What you should do :: Reproduce every line that appears below, precisely and completely.

Data to use ::
____________________
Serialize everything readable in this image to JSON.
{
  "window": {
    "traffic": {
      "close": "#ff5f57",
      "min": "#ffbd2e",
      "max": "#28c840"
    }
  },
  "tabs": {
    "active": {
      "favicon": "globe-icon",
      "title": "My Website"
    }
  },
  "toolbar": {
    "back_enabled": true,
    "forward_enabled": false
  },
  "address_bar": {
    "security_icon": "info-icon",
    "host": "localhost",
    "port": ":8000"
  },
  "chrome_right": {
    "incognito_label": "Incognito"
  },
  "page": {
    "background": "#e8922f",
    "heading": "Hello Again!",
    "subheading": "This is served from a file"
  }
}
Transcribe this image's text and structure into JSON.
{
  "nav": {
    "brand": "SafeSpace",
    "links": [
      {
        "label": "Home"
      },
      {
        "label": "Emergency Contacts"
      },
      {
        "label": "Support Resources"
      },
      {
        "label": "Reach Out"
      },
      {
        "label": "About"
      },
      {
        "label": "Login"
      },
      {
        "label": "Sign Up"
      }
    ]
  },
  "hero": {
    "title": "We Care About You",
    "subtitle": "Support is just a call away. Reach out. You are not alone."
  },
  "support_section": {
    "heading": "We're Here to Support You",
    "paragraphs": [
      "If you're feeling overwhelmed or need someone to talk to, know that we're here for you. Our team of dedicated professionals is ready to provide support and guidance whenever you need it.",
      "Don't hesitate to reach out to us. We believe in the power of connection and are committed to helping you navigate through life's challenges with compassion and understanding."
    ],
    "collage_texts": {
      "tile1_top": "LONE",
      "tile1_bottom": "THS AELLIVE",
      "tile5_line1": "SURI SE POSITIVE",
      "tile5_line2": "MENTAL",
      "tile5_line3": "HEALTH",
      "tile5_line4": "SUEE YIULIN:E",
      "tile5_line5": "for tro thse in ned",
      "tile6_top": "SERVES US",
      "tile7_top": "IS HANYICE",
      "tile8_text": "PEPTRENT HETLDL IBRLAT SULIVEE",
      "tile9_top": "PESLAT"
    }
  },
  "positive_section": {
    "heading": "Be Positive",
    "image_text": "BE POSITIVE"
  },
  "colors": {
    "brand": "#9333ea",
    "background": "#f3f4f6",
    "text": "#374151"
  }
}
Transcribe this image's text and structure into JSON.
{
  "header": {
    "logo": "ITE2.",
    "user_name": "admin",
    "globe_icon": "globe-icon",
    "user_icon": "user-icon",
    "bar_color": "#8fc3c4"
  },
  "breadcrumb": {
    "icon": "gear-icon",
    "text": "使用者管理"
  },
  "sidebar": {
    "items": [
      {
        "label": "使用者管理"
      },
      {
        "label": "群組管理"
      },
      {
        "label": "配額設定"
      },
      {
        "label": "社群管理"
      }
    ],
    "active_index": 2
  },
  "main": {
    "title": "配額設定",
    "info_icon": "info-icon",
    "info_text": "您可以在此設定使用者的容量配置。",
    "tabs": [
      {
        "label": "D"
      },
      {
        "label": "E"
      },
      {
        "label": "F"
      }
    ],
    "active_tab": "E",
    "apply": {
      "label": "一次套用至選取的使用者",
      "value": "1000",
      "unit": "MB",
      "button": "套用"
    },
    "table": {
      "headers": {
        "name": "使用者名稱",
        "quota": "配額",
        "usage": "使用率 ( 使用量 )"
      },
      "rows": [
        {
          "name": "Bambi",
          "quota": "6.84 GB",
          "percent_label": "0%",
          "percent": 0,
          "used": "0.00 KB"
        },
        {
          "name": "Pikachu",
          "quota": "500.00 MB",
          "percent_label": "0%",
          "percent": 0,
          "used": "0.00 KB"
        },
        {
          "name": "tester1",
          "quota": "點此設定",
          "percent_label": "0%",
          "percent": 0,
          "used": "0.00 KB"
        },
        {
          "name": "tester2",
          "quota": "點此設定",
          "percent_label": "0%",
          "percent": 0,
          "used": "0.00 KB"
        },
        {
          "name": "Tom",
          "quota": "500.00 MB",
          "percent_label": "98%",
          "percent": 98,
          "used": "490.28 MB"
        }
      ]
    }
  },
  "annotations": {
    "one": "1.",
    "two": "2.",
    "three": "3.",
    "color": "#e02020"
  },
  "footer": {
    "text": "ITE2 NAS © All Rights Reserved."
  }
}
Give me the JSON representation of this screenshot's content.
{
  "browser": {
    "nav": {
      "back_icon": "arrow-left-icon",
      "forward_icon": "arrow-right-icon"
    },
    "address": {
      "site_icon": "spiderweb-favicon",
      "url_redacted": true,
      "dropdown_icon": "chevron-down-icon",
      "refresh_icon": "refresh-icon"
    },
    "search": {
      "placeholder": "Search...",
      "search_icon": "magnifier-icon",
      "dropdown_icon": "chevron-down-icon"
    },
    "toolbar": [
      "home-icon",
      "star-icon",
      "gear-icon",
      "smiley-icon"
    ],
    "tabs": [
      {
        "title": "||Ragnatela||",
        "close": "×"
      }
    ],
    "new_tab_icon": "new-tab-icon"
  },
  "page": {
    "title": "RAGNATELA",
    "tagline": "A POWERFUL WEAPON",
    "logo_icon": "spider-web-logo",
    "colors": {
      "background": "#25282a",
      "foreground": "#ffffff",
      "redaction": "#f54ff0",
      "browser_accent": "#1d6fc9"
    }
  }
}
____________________
Answer for the task ::
Serialize everything readable in this image to JSON.
{
  "window": {
    "traffic": {
      "close": "#ff5f57",
      "min": "#ffbd2e",
      "max": "#28c840"
    }
  },
  "tabs": {
    "active": {
      "favicon": "globe-icon",
      "title": "My Website"
    }
  },
  "toolbar": {
    "back_enabled": true,
    "forward_enabled": false
  },
  "address_bar": {
    "security_icon": "info-icon",
    "host": "localhost",
    "port": ":8000"
  },
  "chrome_right": {
    "incognito_label": "Incognito"
  },
  "page": {
    "background": "#e8922f",
    "heading": "Hello Again!",
    "subheading": "This is served from a file"
  }
}
Transcribe this image's text and structure into JSON.
{
  "nav": {
    "brand": "SafeSpace",
    "links": [
      {
        "label": "Home"
      },
      {
        "label": "Emergency Contacts"
      },
      {
        "label": "Support Resources"
      },
      {
        "label": "Reach Out"
      },
      {
        "label": "About"
      },
      {
        "label": "Login"
      },
      {
        "label": "Sign Up"
      }
    ]
  },
  "hero": {
    "title": "We Care About You",
    "subtitle": "Support is just a call away. Reach out. You are not alone."
  },
  "support_section": {
    "heading": "We're Here to Support You",
    "paragraphs": [
      "If you're feeling overwhelmed or need someone to talk to, know that we're here for you. Our team of dedicated professionals is ready to provide support and guidance whenever you need it.",
      "Don't hesitate to reach out to us. We believe in the power of connection and are committed to helping you navigate through life's challenges with compassion and understanding."
    ],
    "collage_texts": {
      "tile1_top": "LONE",
      "tile1_bottom": "THS AELLIVE",
      "tile5_line1": "SURI SE POSITIVE",
      "tile5_line2": "MENTAL",
      "tile5_line3": "HEALTH",
      "tile5_line4": "SUEE YIULIN:E",
      "tile5_line5": "for tro thse in ned",
      "tile6_top": "SERVES US",
      "tile7_top": "IS HANYICE",
      "tile8_text": "PEPTRENT HETLDL IBRLAT SULIVEE",
      "tile9_top": "PESLAT"
    }
  },
  "positive_section": {
    "heading": "Be Positive",
    "image_text": "BE POSITIVE"
  },
  "colors": {
    "brand": "#9333ea",
    "background": "#f3f4f6",
    "text": "#374151"
  }
}
Transcribe this image's text and structure into JSON.
{
  "header": {
    "logo": "ITE2.",
    "user_name": "admin",
    "globe_icon": "globe-icon",
    "user_icon": "user-icon",
    "bar_color": "#8fc3c4"
  },
  "breadcrumb": {
    "icon": "gear-icon",
    "text": "使用者管理"
  },
  "sidebar": {
    "items": [
      {
        "label": "使用者管理"
      },
      {
        "label": "群組管理"
      },
      {
        "label": "配額設定"
      },
      {
        "label": "社群管理"
      }
    ],
    "active_index": 2
  },
  "main": {
    "title": "配額設定",
    "info_icon": "info-icon",
    "info_text": "您可以在此設定使用者的容量配置。",
    "tabs": [
      {
        "label": "D"
      },
      {
        "label": "E"
      },
      {
        "label": "F"
      }
    ],
    "active_tab": "E",
    "apply": {
      "label": "一次套用至選取的使用者",
      "value": "1000",
      "unit": "MB",
      "button": "套用"
    },
    "table": {
      "headers": {
        "name": "使用者名稱",
        "quota": "配額",
        "usage": "使用率 ( 使用量 )"
      },
      "rows": [
        {
          "name": "Bambi",
          "quota": "6.84 GB",
          "percent_label": "0%",
          "percent": 0,
          "used": "0.00 KB"
        },
        {
          "name": "Pikachu",
          "quota": "500.00 MB",
          "percent_label": "0%",
          "percent": 0,
          "used": "0.00 KB"
        },
        {
          "name": "tester1",
          "quota": "點此設定",
          "percent_label": "0%",
          "percent": 0,
          "used": "0.00 KB"
        },
        {
          "name": "tester2",
          "quota": "點此設定",
          "percent_label": "0%",
          "percent": 0,
          "used": "0.00 KB"
        },
        {
          "name": "Tom",
          "quota": "500.00 MB",
          "percent_label": "98%",
          "percent": 98,
          "used": "490.28 MB"
        }
      ]
    }
  },
  "annotations": {
    "one": "1.",
    "two": "2.",
    "three": "3.",
    "color": "#e02020"
  },
  "footer": {
    "text": "ITE2 NAS © All Rights Reserved."
  }
}
Give me the JSON representation of this screenshot's content.
{
  "browser": {
    "nav": {
      "back_icon": "arrow-left-icon",
      "forward_icon": "arrow-right-icon"
    },
    "address": {
      "site_icon": "spiderweb-favicon",
      "url_redacted": true,
      "dropdown_icon": "chevron-down-icon",
      "refresh_icon": "refresh-icon"
    },
    "search": {
      "placeholder": "Search...",
      "search_icon": "magnifier-icon",
      "dropdown_icon": "chevron-down-icon"
    },
    "toolbar": [
      "home-icon",
      "star-icon",
      "gear-icon",
      "smiley-icon"
    ],
    "tabs": [
      {
        "title": "||Ragnatela||",
        "close": "×"
      }
    ],
    "new_tab_icon": "new-tab-icon"
  },
  "page": {
    "title": "RAGNATELA",
    "tagline": "A POWERFUL WEAPON",
    "logo_icon": "spider-web-logo",
    "colors": {
      "background": "#25282a",
      "foreground": "#ffffff",
      "redaction": "#f54ff0",
      "browser_accent": "#1d6fc9"
    }
  }
}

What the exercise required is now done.